## WHAT THE EXERCISE ASKS
Copy out every line of the data where the word "Cost" is found.

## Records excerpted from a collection
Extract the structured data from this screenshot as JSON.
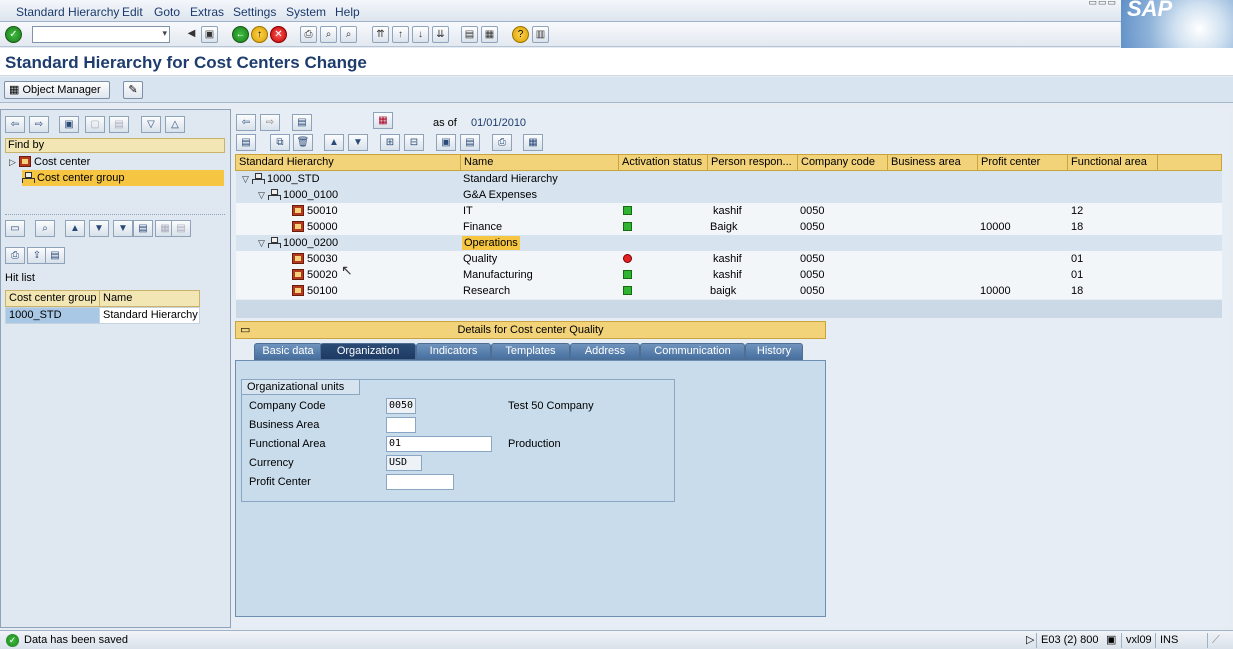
{
  "menu": {
    "items": [
      "Standard Hierarchy",
      "Edit",
      "Goto",
      "Extras",
      "Settings",
      "System",
      "Help"
    ]
  },
  "brand": {
    "logo_text": "SAP"
  },
  "toolbar": {
    "command_field_value": ""
  },
  "title": "Standard Hierarchy for Cost Centers Change",
  "appbar": {
    "object_manager": "Object Manager"
  },
  "left": {
    "find_by": "Find by",
    "tree": [
      {
        "label": "Cost center",
        "selected": false
      },
      {
        "label": "Cost center group",
        "selected": true
      }
    ],
    "hit_list_title": "Hit list",
    "hit_list_headers": [
      "Cost center group",
      "Name"
    ],
    "hit_list_rows": [
      {
        "group": "1000_STD",
        "name": "Standard Hierarchy"
      }
    ]
  },
  "right": {
    "as_of_label": "as of",
    "as_of_date": "01/01/2010",
    "columns": [
      "Standard Hierarchy",
      "Name",
      "Activation status",
      "Person respon...",
      "Company code",
      "Business area",
      "Profit center",
      "Functional area"
    ],
    "rows": [
      {
        "node": "1000_STD",
        "type": "group",
        "level": 0,
        "name": "Standard Hierarchy",
        "status": "",
        "person": "",
        "company": "",
        "profit": "",
        "func": ""
      },
      {
        "node": "1000_0100",
        "type": "group",
        "level": 1,
        "name": "G&A Expenses",
        "status": "",
        "person": "",
        "company": "",
        "profit": "",
        "func": ""
      },
      {
        "node": "50010",
        "type": "cc",
        "level": 2,
        "name": "IT",
        "status": "green",
        "person": "kashif",
        "company": "0050",
        "profit": "",
        "func": "12"
      },
      {
        "node": "50000",
        "type": "cc",
        "level": 2,
        "name": "Finance",
        "status": "green",
        "person": "Baigk",
        "company": "0050",
        "profit": "10000",
        "func": "18"
      },
      {
        "node": "1000_0200",
        "type": "group",
        "level": 1,
        "name": "Operations",
        "status": "",
        "person": "",
        "company": "",
        "profit": "",
        "func": ""
      },
      {
        "node": "50030",
        "type": "cc",
        "level": 2,
        "name": "Quality",
        "status": "red",
        "person": "kashif",
        "company": "0050",
        "profit": "",
        "func": "01"
      },
      {
        "node": "50020",
        "type": "cc",
        "level": 2,
        "name": "Manufacturing",
        "status": "green",
        "person": "kashif",
        "company": "0050",
        "profit": "",
        "func": "01"
      },
      {
        "node": "50100",
        "type": "cc",
        "level": 2,
        "name": "Research",
        "status": "green",
        "person": "baigk",
        "company": "0050",
        "profit": "10000",
        "func": "18"
      }
    ]
  },
  "details": {
    "header": "Details for Cost center Quality",
    "tabs": [
      "Basic data",
      "Organization",
      "Indicators",
      "Templates",
      "Address",
      "Communication",
      "History"
    ],
    "active_tab": "Organization",
    "group_title": "Organizational units",
    "fields": {
      "company_code": {
        "label": "Company Code",
        "value": "0050",
        "desc": "Test 50 Company"
      },
      "business_area": {
        "label": "Business Area",
        "value": ""
      },
      "functional_area": {
        "label": "Functional Area",
        "value": "01",
        "desc": "Production"
      },
      "currency": {
        "label": "Currency",
        "value": "USD"
      },
      "profit_center": {
        "label": "Profit Center",
        "value": ""
      }
    }
  },
  "status": {
    "message": "Data has been saved",
    "system": "E03 (2) 800",
    "server": "vxl09",
    "mode": "INS"
  }
}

## TASK RESULT
  "title": "Standard Hierarchy for Cost Centers Change",
        "label": "Cost center",
        "label": "Cost center group",
      "Cost center group",
    "header": "Details for Cost center Quality",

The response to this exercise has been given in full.